Photo Credit: Jon Kopaloff
Baby-carrying Jessica Simpson has declared that when her water breaks “it will be like a fire hydrant!” (Hilarious visual ensues.) The reason for the flood gates? As she explained to Jimmy Kimmel, her unborn baby girl is apparently swimming in a whole lot of amniotic fluid. So does a lot of liquid equal a crazy water rush? Not always.
First, a bio lesson: Your bag of waters, aka amniotic sac, is filled with fluid that protects your babe from infection and allows her room to flop around comfortably. According to the American College of Nurse Midwives, “sometimes women feel or even hear a small ‘pop’ when the bag breaks." Sometimes there's a gush of fluid; other times just a trickle. And sometimes the bag doesn't break until the baby is being born.

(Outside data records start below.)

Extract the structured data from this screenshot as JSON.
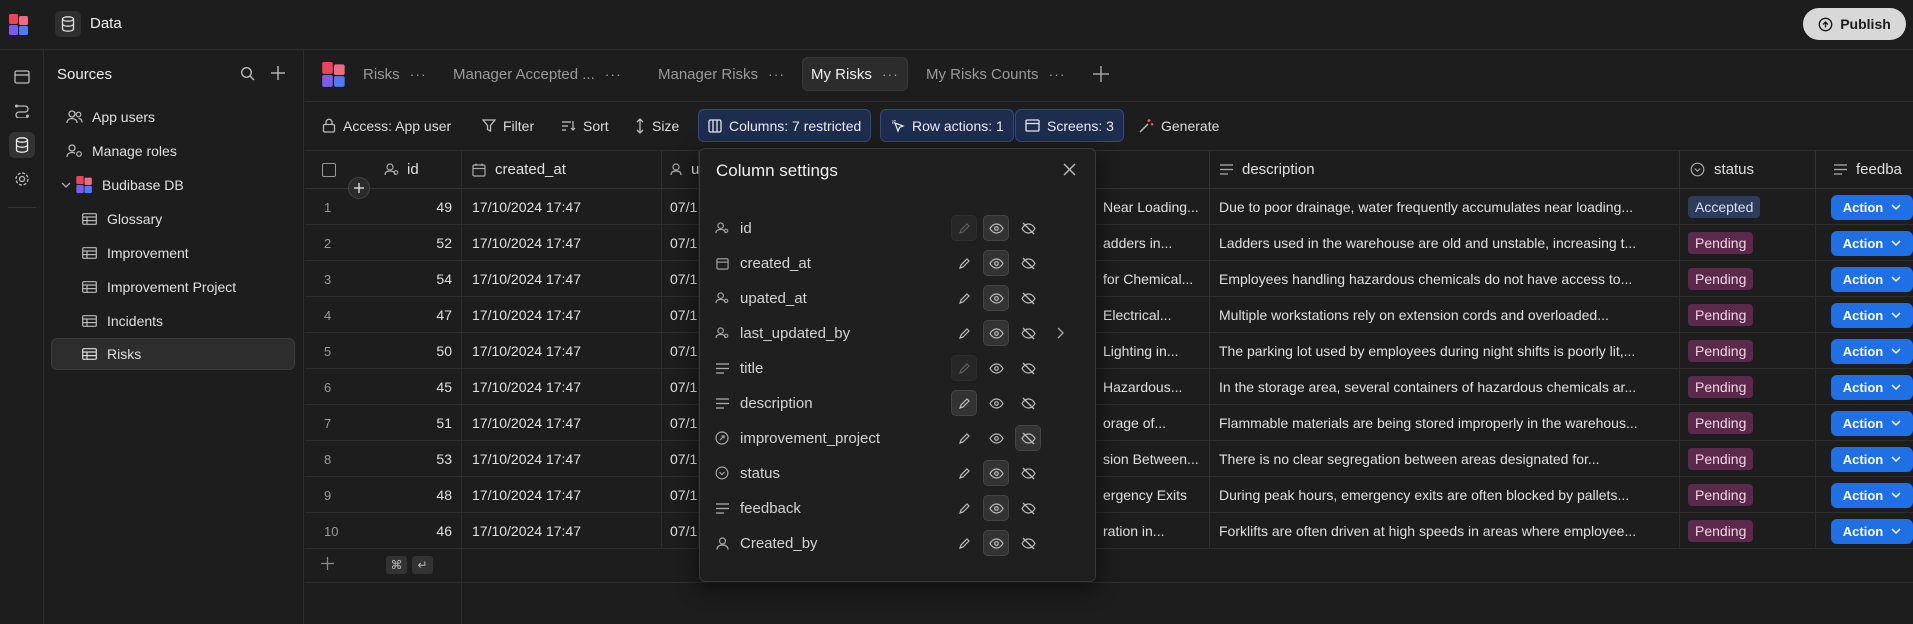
{
  "app": {
    "title": "Data",
    "publish_label": "Publish"
  },
  "sources": {
    "title": "Sources",
    "items": [
      {
        "label": "App users",
        "icon": "users-icon"
      },
      {
        "label": "Manage roles",
        "icon": "user-cog-icon"
      },
      {
        "label": "Budibase DB",
        "icon": "budibase-db-icon"
      },
      {
        "label": "Glossary",
        "icon": "table-icon"
      },
      {
        "label": "Improvement",
        "icon": "table-icon"
      },
      {
        "label": "Improvement Project",
        "icon": "table-icon"
      },
      {
        "label": "Incidents",
        "icon": "table-icon"
      },
      {
        "label": "Risks",
        "icon": "table-icon",
        "active": true
      }
    ]
  },
  "views": {
    "tabs": [
      {
        "label": "Risks"
      },
      {
        "label": "Manager Accepted ..."
      },
      {
        "label": "Manager Risks"
      },
      {
        "label": "My Risks",
        "active": true
      },
      {
        "label": "My Risks Counts"
      }
    ]
  },
  "toolbar": {
    "access": "Access: App user",
    "filter": "Filter",
    "sort": "Sort",
    "size": "Size",
    "columns": "Columns: 7 restricted",
    "row_actions": "Row actions: 1",
    "screens": "Screens: 3",
    "generate": "Generate"
  },
  "grid": {
    "columns": [
      "id",
      "created_at",
      "u",
      "description",
      "status",
      "feedba"
    ],
    "rows": [
      {
        "n": "1",
        "id": "49",
        "created_at": "17/10/2024 17:47",
        "u": "07/1",
        "title": "Near Loading...",
        "description": "Due to poor drainage, water frequently accumulates near loading...",
        "status": "Accepted"
      },
      {
        "n": "2",
        "id": "52",
        "created_at": "17/10/2024 17:47",
        "u": "07/1",
        "title": "adders in...",
        "description": "Ladders used in the warehouse are old and unstable, increasing t...",
        "status": "Pending"
      },
      {
        "n": "3",
        "id": "54",
        "created_at": "17/10/2024 17:47",
        "u": "07/1",
        "title": "for Chemical...",
        "description": "Employees handling hazardous chemicals do not have access to...",
        "status": "Pending"
      },
      {
        "n": "4",
        "id": "47",
        "created_at": "17/10/2024 17:47",
        "u": "07/1",
        "title": "Electrical...",
        "description": "Multiple workstations rely on extension cords and overloaded...",
        "status": "Pending"
      },
      {
        "n": "5",
        "id": "50",
        "created_at": "17/10/2024 17:47",
        "u": "07/1",
        "title": "Lighting in...",
        "description": "The parking lot used by employees during night shifts is poorly lit,...",
        "status": "Pending"
      },
      {
        "n": "6",
        "id": "45",
        "created_at": "17/10/2024 17:47",
        "u": "07/1",
        "title": "Hazardous...",
        "description": "In the storage area, several containers of hazardous chemicals ar...",
        "status": "Pending"
      },
      {
        "n": "7",
        "id": "51",
        "created_at": "17/10/2024 17:47",
        "u": "07/1",
        "title": "orage of...",
        "description": "Flammable materials are being stored improperly in the warehous...",
        "status": "Pending"
      },
      {
        "n": "8",
        "id": "53",
        "created_at": "17/10/2024 17:47",
        "u": "07/1",
        "title": "sion Between...",
        "description": "There is no clear segregation between areas designated for...",
        "status": "Pending"
      },
      {
        "n": "9",
        "id": "48",
        "created_at": "17/10/2024 17:47",
        "u": "07/1",
        "title": "ergency Exits",
        "description": "During peak hours, emergency exits are often blocked by pallets...",
        "status": "Pending"
      },
      {
        "n": "10",
        "id": "46",
        "created_at": "17/10/2024 17:47",
        "u": "07/1",
        "title": "ration in...",
        "description": "Forklifts are often driven at high speeds in areas where employee...",
        "status": "Pending"
      }
    ],
    "action_label": "Action",
    "shortcut_keys": [
      "⌘",
      "↵"
    ]
  },
  "column_settings": {
    "title": "Column settings",
    "columns": [
      {
        "name": "id",
        "icon": "user-icon",
        "state": "read"
      },
      {
        "name": "created_at",
        "icon": "calendar-icon",
        "state": "read"
      },
      {
        "name": "upated_at",
        "icon": "user-icon",
        "state": "read"
      },
      {
        "name": "last_updated_by",
        "icon": "user-icon",
        "state": "read",
        "expand": true
      },
      {
        "name": "title",
        "icon": "text-icon",
        "state": "none"
      },
      {
        "name": "description",
        "icon": "text-icon",
        "state": "write"
      },
      {
        "name": "improvement_project",
        "icon": "link-icon",
        "state": "hidden"
      },
      {
        "name": "status",
        "icon": "options-icon",
        "state": "read"
      },
      {
        "name": "feedback",
        "icon": "text-icon",
        "state": "read"
      },
      {
        "name": "Created_by",
        "icon": "person-icon",
        "state": "read"
      }
    ]
  },
  "colors": {
    "accent": "#1f6fe5",
    "pending_bg": "#5b2a4a",
    "accepted_bg": "#2d3c5a",
    "highlight_btn": "#1e2c4e"
  }
}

Having pushed out two babies, I can honestly say: It’s always different. My water never broke with babe number one. In fact, he was born still inside his amniotic sac. (So was Jessica Alba’s daughter Haven, by the way.) But with baby number two, it was, as Jessica so nicely put it, a flippin’ fire hydrant. Let’s just say, I was happy to be in the bathroom and not Target at the time.

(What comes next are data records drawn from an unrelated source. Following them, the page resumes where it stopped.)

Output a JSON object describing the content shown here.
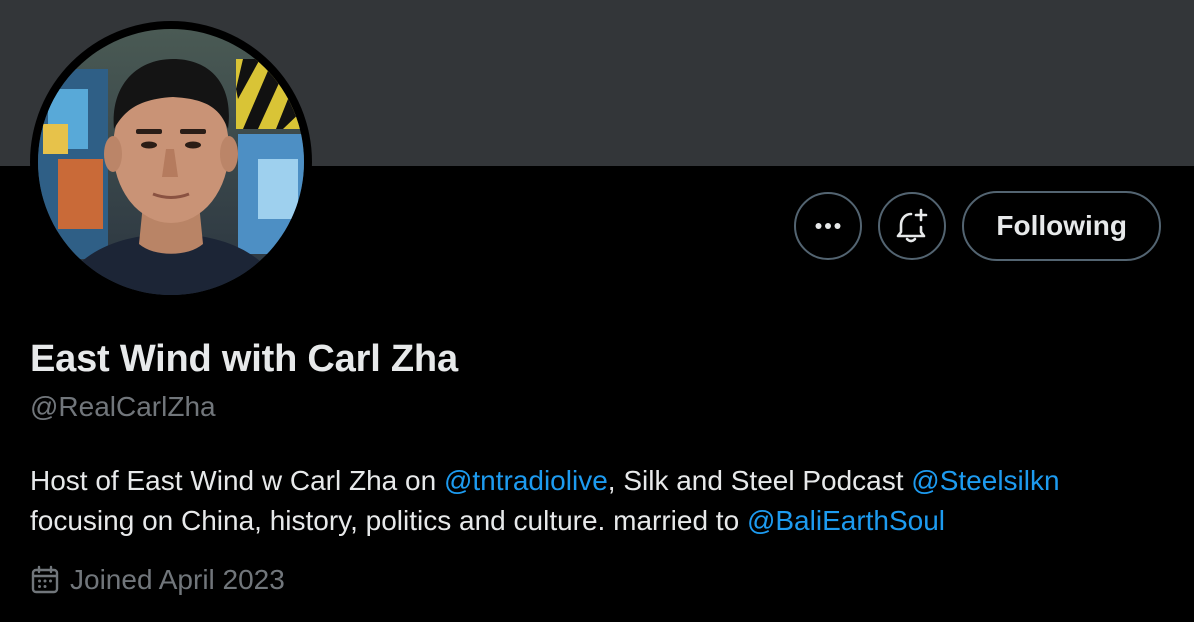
{
  "colors": {
    "background": "#000000",
    "banner": "#333639",
    "primary_text": "#e7e9ea",
    "secondary_text": "#71767b",
    "link": "#1d9bf0",
    "button_border": "#536471"
  },
  "header": {
    "avatar_icon": "profile-photo",
    "more_icon": "more-horizontal-icon",
    "notify_icon": "bell-plus-icon",
    "following_label": "Following"
  },
  "profile": {
    "display_name": "East Wind with Carl Zha",
    "handle": "@RealCarlZha",
    "bio": {
      "t1": "Host of East Wind w Carl Zha on ",
      "m1": "@tntradiolive",
      "t2": ", Silk and Steel Podcast ",
      "m2": "@Steelsilkn",
      "t3": "focusing on China, history, politics and culture. married to ",
      "m3": "@BaliEarthSoul"
    },
    "joined_icon": "calendar-icon",
    "joined": "Joined April 2023"
  }
}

We asked iVillagers what the whole water-breaking thing it felt like -- and ehard everything from a giant gush to a slow trickle. Here, the dirty deets:
“It just kept trickling out...I thought I had lost control of my bladder.” --Tonya

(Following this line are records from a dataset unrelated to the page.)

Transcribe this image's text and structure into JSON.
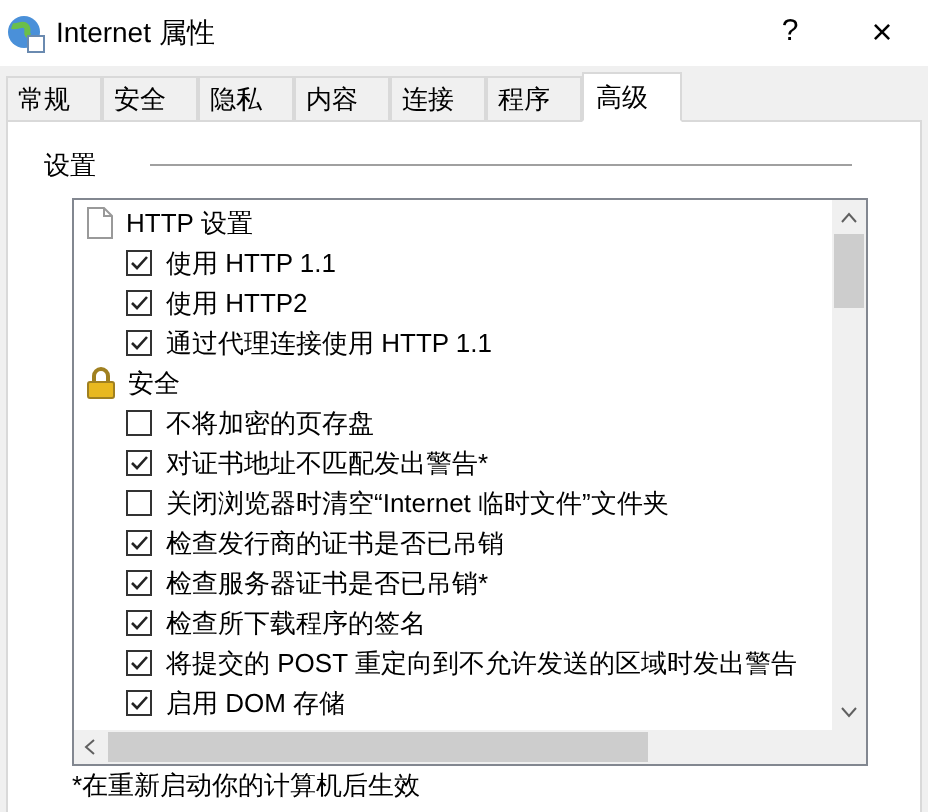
{
  "window": {
    "title": "Internet 属性",
    "help": "?",
    "close": "×"
  },
  "tabs": [
    {
      "label": "常规",
      "selected": false
    },
    {
      "label": "安全",
      "selected": false
    },
    {
      "label": "隐私",
      "selected": false
    },
    {
      "label": "内容",
      "selected": false
    },
    {
      "label": "连接",
      "selected": false
    },
    {
      "label": "程序",
      "selected": false
    },
    {
      "label": "高级",
      "selected": true
    }
  ],
  "settings": {
    "label": "设置",
    "categories": [
      {
        "label": "HTTP 设置",
        "children": [
          {
            "label": "使用 HTTP 1.1",
            "checked": true
          },
          {
            "label": "使用 HTTP2",
            "checked": true
          },
          {
            "label": "通过代理连接使用 HTTP 1.1",
            "checked": true
          }
        ]
      },
      {
        "label": "安全",
        "children": [
          {
            "label": "不将加密的页存盘",
            "checked": false
          },
          {
            "label": "对证书地址不匹配发出警告*",
            "checked": true
          },
          {
            "label": "关闭浏览器时清空“Internet 临时文件”文件夹",
            "checked": false
          },
          {
            "label": "检查发行商的证书是否已吊销",
            "checked": true
          },
          {
            "label": "检查服务器证书是否已吊销*",
            "checked": true
          },
          {
            "label": "检查所下载程序的签名",
            "checked": true
          },
          {
            "label": "将提交的 POST 重定向到不允许发送的区域时发出警告",
            "checked": true
          },
          {
            "label": "启用 DOM 存储",
            "checked": true
          }
        ]
      }
    ]
  },
  "footnote": "*在重新启动你的计算机后生效"
}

“It’s different for everyone! Both [of] mine were pretty darned obvious! Maybe not a fire hydrant, but waaaaay more than a trickle!” --Erin
“Mine were always a pop, then a gush. Not a trickle.” --Stephanie
“Like a constant pee that would not stop!” --Pamela
“Got up at 4 AM, went to the bathroom and while I was sitting on the toilet there was a great WOOSH!!” --Mary
“It was a slow leak.” --Lindsay
“I got the GOOSH... My shoes were so wet they squeaked.” --Lorie
“Felt like I peed my pants.” --Karla-Anne
“It kept gushing for 7 hours -- on and off.” --Dana
“Had a huge pop and a gush...It was almost violent how it happened.” --Anthea